African culture shines at Global Village festival
At the fountain park near the Hansung University subway station, about 5,000 people participated in the festival dedicated to giving Korean residents a rare chance to look at the diversity and culture of the African continent.
“I think this is very good that African people come here to meet together and show African culture to Korean people,” said Dianka Gafabe, a 26-year-old Senegalese student studying Korean at Hankuk University of Foreign Studies in Seoul. “It is like a melting pot.”
Many participants pointed to the variety of African foods being sold as their favorite part of the festival.
“The food is very authentic,” said Jason Hooliston, a 23-year-old from South Africa who studies architecture in Seoul. “Their taste is very similar with the food in Africa.”
Around the main stage where many musicians and dancers performed was an array of outdoor booths displaying traditional African dishes, clothes and other items for sale.
One of the most popular booths was for the Republic of Congo. Korean visitors crowded to try the country’s traditional grilled beef skewers, called kamundele, which cost 3,000 won ($2.76) each and were cooked by native Congolese people.
At the opening ceremony, which started at 2 p.m., diplomats and ambassadors from all of the 17 African embassies in Seoul attended.

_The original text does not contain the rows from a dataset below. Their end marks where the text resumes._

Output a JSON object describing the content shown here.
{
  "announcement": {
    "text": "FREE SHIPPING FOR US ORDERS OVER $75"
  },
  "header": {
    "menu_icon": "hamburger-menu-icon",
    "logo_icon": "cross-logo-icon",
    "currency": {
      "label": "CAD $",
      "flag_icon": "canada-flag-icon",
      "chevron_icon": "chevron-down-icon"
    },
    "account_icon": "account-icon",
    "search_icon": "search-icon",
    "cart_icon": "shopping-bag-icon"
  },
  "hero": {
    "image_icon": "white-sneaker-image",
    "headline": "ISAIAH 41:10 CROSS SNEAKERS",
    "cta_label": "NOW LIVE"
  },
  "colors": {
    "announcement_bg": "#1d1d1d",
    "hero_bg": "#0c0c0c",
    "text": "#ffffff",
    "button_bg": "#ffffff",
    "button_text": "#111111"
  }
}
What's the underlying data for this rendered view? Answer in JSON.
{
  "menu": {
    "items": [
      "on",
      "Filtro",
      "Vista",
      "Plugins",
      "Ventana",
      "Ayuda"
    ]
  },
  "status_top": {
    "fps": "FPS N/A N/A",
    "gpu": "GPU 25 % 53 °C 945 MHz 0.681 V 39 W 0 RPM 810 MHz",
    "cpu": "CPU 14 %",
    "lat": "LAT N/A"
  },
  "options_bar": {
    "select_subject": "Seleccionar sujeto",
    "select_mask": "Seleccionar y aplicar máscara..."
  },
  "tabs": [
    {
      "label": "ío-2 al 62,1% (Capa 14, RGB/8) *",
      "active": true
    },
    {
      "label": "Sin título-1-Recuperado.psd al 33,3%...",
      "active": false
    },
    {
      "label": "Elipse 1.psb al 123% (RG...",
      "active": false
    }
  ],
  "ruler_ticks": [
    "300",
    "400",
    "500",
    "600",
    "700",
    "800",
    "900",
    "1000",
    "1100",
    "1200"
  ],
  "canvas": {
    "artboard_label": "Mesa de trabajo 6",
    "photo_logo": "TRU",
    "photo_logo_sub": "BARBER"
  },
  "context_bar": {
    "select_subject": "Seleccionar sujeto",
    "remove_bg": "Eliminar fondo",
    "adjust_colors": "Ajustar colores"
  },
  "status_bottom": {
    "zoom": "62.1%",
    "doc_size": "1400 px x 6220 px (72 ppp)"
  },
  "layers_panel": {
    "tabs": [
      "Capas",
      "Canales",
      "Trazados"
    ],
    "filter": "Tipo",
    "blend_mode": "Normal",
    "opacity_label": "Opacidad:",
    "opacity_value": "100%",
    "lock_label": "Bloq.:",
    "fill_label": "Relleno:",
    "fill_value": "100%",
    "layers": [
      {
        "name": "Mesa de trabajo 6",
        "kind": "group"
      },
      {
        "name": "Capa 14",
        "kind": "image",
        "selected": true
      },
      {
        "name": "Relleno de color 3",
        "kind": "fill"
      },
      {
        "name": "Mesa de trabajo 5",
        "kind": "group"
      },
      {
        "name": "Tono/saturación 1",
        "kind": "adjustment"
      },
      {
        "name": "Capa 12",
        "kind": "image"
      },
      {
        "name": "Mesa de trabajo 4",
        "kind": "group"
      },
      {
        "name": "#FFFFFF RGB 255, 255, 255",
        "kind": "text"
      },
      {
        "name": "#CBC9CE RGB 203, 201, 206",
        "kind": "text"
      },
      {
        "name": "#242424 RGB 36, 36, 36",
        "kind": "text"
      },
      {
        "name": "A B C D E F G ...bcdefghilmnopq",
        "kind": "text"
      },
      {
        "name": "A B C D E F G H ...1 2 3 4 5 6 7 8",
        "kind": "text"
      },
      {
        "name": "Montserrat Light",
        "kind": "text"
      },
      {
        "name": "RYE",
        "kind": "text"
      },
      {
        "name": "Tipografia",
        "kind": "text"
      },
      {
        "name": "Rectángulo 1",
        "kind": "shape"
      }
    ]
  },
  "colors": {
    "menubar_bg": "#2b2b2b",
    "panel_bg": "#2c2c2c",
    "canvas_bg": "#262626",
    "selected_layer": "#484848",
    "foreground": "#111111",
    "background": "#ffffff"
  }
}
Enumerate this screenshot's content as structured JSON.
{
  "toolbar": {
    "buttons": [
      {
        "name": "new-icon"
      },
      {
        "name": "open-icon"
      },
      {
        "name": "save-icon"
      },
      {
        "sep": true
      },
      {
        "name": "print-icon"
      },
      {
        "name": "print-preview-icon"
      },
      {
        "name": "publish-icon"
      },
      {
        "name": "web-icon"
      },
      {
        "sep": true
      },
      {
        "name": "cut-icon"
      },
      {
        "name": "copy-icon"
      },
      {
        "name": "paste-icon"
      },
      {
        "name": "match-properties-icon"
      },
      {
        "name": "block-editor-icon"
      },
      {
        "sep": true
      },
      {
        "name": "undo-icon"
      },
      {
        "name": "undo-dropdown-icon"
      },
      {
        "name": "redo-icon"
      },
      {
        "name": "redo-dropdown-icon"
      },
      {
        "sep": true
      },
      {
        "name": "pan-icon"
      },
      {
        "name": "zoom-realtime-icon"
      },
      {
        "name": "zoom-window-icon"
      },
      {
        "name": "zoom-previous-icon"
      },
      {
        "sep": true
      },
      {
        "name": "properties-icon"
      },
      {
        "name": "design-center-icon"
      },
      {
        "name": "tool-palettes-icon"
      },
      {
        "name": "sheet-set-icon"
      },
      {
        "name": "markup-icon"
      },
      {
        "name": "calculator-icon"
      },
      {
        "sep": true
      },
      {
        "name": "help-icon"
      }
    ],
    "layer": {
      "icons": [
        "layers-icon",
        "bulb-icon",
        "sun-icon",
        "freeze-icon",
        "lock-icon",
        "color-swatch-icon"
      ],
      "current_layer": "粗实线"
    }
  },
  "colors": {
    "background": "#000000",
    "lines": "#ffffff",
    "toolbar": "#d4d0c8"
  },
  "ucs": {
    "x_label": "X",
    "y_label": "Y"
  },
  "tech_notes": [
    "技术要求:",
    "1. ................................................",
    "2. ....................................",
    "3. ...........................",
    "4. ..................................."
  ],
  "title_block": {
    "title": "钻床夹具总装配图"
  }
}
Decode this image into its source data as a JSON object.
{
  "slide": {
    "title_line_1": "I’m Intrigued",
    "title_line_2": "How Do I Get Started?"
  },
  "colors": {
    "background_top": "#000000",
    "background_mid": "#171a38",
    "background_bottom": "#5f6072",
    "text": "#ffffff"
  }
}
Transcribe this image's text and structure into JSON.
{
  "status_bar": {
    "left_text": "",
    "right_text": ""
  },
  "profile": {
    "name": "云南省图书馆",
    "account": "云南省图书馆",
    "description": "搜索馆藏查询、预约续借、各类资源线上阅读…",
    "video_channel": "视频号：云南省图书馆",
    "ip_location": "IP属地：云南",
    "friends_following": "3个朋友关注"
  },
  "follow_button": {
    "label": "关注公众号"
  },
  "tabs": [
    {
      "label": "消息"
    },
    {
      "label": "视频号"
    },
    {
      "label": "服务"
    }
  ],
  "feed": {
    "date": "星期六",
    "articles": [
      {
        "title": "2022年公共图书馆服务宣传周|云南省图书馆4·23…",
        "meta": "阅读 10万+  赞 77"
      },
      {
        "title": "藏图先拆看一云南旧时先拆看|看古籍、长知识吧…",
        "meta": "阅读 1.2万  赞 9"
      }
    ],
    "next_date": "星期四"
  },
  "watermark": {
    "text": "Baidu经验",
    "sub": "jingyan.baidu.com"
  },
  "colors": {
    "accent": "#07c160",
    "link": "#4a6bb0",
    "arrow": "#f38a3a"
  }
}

“The festival was a success,” said Choi Ok, the official in charge of the event at the Seongbuk Global Village Center, to the Korea JoongAng Daily.
“After the festival, the ambassadors expressed their gratitude for holding such a large-scale festival for African culture. In particular, the Kenyan ambassador said it was the most enjoyable festival for him in the three years since he came to Korea.”
The festival saw a lot of Korean guests. Young university students took plenty of photos of the festivities while middle-aged housewives cuddling their babies showed a model giraffe to their kids and old couples sat near the fountain tasting African dishes.
“We tried to introduce African culture to the Korean people, particularly for those who might have some prejudices about Africa,” Choi said. “Through this kind of event, we hoped they could meet with African people, taste their foods and understand the culture of the countries located far from Korea.”
The city-run center has hosted a series of international festivals, including a Latin American festival held every June and a European outdoor market festival in December.
“We have not fixed the African festival as a regular event for September,” Choi said.
“We are thinking about holding different kinds of festivals introducing a variety of countries’ traditions. Not just Africa, but other Asian countries.”
BY KIM HEE-JIN [firstname.lastname@example.org]